Even though Bairu was unable to represent Canada at the London Olympics, he’s still a firm believer his name can be back at the top of the Canadian distance running scene. “I still have a long way to go but I’ll get there. Staying healthy and training well consistently will be the key. Actions speak louder than words so I guess we will see over the next few years. At the same time though I think the landscape in Canadian running has drastically changed for the better. I don’t expect to be winning national titles by 30-60 second margins again. Mo and Cam are great runners who are only going to get better. I expect a fierce battle from start to finish every time I race those guys. Reid, Dylan and Eric are all proven competitors in the marathon who have consistently improved every time they run a marathon. It’s going to take a whole lot more than just hitting a standard to push one of those guys off national teams. In the end, this will help is up our game and hopefully continue to inspire the younger generation.”
Simon is looking forward to this Sunday and he as well as coach Schumacher will base future plans upon the results in New York. “A lot hinges on how this weekend goes. We’ve discussed World cross country but like I said it all depends on the outcome of this weekend. On Monday Jerry and I will be able to determine the direction we’ll go in 2013.” He admits the Canadian record (2:10:09) is most likely not in the cards for this weekend. When asked if he’d rather set the Canadian record of qualify for the 2016 Rio Olympics, Bairu says “The Canadian record is the last thing on my mind for this weekend. Down the road I want both the Canadian record and represent Canada in Rio. It may seem crazy to those reading this but I believe I will eventually do both. Over the last couple of years my confidence may have taken a hit but it hasn’t wavered, I know what I’m capable of. The day that answer changes is the day I retire.”

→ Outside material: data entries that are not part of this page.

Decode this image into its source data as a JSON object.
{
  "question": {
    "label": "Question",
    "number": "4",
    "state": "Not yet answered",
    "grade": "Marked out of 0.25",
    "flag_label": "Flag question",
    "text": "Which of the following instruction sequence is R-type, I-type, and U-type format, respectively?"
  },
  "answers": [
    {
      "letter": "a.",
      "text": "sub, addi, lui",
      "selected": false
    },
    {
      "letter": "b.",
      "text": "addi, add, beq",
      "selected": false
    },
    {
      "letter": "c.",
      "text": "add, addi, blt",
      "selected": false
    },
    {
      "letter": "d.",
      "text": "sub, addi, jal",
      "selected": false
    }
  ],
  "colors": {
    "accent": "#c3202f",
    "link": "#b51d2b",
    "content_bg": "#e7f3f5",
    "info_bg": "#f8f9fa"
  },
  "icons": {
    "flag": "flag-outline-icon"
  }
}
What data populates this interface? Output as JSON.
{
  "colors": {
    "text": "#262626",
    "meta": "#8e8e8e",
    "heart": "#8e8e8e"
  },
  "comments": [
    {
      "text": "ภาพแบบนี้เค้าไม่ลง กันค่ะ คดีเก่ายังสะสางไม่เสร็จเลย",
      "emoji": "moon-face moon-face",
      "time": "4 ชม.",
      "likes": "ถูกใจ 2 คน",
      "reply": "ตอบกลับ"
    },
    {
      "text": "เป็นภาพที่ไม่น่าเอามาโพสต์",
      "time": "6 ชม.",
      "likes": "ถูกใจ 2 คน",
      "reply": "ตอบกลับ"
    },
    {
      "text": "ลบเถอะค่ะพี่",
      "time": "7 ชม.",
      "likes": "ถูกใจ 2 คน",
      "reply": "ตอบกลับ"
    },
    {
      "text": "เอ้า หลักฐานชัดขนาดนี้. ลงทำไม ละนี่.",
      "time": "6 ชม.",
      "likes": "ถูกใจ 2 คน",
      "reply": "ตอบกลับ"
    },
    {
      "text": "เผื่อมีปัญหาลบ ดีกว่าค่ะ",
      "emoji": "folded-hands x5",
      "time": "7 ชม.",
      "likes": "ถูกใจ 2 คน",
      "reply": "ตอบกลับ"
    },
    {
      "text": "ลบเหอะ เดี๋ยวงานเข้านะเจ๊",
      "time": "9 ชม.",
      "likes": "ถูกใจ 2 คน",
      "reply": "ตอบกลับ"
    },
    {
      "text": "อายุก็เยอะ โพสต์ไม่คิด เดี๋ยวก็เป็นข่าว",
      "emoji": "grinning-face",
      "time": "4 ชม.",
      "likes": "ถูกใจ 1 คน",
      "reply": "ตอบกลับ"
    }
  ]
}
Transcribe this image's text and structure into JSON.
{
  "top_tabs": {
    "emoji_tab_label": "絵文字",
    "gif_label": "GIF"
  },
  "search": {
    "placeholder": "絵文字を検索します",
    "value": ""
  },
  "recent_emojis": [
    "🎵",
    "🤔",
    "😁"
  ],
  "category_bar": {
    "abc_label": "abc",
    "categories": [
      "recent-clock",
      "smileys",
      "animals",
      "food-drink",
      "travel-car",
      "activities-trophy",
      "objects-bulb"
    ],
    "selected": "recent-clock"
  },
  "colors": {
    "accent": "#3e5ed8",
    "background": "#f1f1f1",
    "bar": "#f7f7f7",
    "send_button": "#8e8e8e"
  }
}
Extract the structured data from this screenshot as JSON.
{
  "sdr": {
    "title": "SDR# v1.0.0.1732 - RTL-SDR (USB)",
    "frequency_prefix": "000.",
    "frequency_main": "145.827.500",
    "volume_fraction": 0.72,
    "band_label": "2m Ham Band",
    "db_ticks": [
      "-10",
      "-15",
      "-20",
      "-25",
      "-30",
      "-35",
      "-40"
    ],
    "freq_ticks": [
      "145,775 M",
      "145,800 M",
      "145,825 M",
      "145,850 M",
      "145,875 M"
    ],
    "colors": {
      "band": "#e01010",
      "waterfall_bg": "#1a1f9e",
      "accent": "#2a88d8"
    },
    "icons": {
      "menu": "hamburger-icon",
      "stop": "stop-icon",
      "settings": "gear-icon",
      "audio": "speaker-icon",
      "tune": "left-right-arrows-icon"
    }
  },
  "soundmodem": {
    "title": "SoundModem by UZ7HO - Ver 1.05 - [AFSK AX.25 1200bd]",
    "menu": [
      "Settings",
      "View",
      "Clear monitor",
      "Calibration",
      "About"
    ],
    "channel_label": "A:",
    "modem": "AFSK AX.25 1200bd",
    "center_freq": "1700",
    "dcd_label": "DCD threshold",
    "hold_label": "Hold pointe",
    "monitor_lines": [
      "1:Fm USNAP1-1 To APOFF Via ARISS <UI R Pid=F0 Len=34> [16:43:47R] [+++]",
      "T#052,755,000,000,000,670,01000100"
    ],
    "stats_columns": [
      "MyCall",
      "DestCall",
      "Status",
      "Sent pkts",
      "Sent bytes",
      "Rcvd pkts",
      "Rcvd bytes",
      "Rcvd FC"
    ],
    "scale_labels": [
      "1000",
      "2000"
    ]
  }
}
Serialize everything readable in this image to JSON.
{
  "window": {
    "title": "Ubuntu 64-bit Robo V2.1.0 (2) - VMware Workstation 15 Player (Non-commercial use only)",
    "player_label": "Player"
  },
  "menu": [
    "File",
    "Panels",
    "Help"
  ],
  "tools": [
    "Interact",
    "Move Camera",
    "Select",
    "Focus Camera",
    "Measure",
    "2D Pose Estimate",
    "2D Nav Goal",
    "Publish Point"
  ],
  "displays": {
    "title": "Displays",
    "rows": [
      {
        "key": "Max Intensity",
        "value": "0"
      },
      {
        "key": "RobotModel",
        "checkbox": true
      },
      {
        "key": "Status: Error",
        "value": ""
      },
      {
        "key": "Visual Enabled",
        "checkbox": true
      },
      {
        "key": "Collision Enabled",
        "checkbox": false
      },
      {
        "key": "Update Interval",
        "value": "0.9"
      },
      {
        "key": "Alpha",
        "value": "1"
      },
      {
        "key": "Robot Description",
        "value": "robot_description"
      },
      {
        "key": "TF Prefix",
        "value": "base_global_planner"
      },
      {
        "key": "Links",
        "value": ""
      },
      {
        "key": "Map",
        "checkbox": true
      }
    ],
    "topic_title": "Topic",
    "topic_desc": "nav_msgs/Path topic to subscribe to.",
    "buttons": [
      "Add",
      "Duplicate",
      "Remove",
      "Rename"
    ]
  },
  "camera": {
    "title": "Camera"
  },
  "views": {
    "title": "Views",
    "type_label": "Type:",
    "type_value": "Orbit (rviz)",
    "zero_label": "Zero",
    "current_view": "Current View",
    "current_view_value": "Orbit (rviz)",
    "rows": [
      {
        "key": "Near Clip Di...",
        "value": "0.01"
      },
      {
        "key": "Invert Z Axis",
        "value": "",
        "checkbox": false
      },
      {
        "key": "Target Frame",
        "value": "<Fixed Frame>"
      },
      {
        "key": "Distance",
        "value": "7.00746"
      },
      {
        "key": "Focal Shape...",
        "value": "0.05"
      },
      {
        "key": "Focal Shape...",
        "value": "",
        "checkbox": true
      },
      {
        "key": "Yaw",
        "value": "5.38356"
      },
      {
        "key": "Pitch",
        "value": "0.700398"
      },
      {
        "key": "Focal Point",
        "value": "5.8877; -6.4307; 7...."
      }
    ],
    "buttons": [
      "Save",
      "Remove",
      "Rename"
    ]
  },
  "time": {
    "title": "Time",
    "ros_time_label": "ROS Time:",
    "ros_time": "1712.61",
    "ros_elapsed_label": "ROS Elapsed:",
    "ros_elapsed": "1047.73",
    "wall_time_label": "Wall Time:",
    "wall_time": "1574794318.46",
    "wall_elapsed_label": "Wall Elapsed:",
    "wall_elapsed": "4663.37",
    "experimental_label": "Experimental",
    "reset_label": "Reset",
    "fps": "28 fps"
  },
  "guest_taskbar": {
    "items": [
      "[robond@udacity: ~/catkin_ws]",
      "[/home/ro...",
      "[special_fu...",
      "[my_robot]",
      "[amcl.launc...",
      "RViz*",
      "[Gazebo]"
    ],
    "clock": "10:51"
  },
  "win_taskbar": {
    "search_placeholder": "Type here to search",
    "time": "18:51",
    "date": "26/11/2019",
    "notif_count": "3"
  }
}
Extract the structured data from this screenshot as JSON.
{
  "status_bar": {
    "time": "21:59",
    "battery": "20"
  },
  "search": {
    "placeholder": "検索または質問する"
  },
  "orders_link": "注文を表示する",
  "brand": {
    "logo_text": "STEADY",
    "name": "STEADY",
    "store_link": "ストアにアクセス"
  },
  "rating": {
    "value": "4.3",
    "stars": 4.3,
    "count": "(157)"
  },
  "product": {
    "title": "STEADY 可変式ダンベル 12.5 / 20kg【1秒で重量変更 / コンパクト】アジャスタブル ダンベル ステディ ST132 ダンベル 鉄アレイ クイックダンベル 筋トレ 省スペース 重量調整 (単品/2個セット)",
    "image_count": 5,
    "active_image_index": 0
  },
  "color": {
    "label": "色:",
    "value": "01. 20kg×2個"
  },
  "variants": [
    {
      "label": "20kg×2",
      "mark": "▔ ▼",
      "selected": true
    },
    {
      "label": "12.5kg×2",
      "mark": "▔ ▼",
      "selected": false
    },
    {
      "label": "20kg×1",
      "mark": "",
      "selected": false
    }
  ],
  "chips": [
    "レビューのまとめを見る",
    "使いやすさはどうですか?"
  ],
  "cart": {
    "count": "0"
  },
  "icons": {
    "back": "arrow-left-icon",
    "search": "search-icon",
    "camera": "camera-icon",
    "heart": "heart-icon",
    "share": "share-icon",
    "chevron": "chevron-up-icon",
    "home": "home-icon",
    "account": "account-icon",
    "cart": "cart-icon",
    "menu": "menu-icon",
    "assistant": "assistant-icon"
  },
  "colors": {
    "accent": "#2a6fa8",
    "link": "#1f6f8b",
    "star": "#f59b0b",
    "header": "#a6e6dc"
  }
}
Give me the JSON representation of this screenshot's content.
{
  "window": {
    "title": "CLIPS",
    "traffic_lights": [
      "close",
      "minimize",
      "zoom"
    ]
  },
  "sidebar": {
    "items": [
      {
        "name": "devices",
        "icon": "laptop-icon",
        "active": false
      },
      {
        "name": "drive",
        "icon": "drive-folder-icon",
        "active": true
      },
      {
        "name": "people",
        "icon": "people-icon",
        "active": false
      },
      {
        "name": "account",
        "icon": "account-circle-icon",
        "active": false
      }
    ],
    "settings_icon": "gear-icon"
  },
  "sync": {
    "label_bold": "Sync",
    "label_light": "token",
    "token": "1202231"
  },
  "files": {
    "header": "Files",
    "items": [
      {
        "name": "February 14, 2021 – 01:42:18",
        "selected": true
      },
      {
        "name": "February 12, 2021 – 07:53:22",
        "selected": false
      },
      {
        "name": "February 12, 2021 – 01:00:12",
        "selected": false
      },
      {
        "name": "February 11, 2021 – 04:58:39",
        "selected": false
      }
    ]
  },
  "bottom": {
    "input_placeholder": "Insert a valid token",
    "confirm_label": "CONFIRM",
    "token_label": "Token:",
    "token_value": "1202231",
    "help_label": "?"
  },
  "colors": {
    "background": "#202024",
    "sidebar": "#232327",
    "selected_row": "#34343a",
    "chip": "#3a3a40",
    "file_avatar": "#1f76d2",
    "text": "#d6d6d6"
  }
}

This Sunday Simon Bairu will be looking to take a step in the right direction to reaffirm himself as one of Canada’s top distance runners at the ING New York City Marathon. He knows it could be a long road with a few possible hiccups along the way. However, it’s the focus, confidence and resolve Simon Bairu possesses that give him the best chance of surpassing his goals. The 29 year old from Saskatchewan is the 10,000m Canadian record holder and two-time NCAA cross country champion for a reason. He certainly has the background of a winner and only time will tell if Bairu can return to that level of excellence.
About the Author: Brett is a passionate athlete, writer, and huge fan of distance running. An Ottawa, ON native, Brett Bonisteel trains with the Running Room Racing team under Coach Phil Marsh. When he’s not training or preparing for a road race, Brett is tracking down the World’s best elite runners for interviews. He can be found at major road races, track meets and on press trucks covering the biggest races. Brett is extremely proud to be a Runners Feed contributor and is looking to further develop himself as a writer.
Follow Brett: @brettbonisteel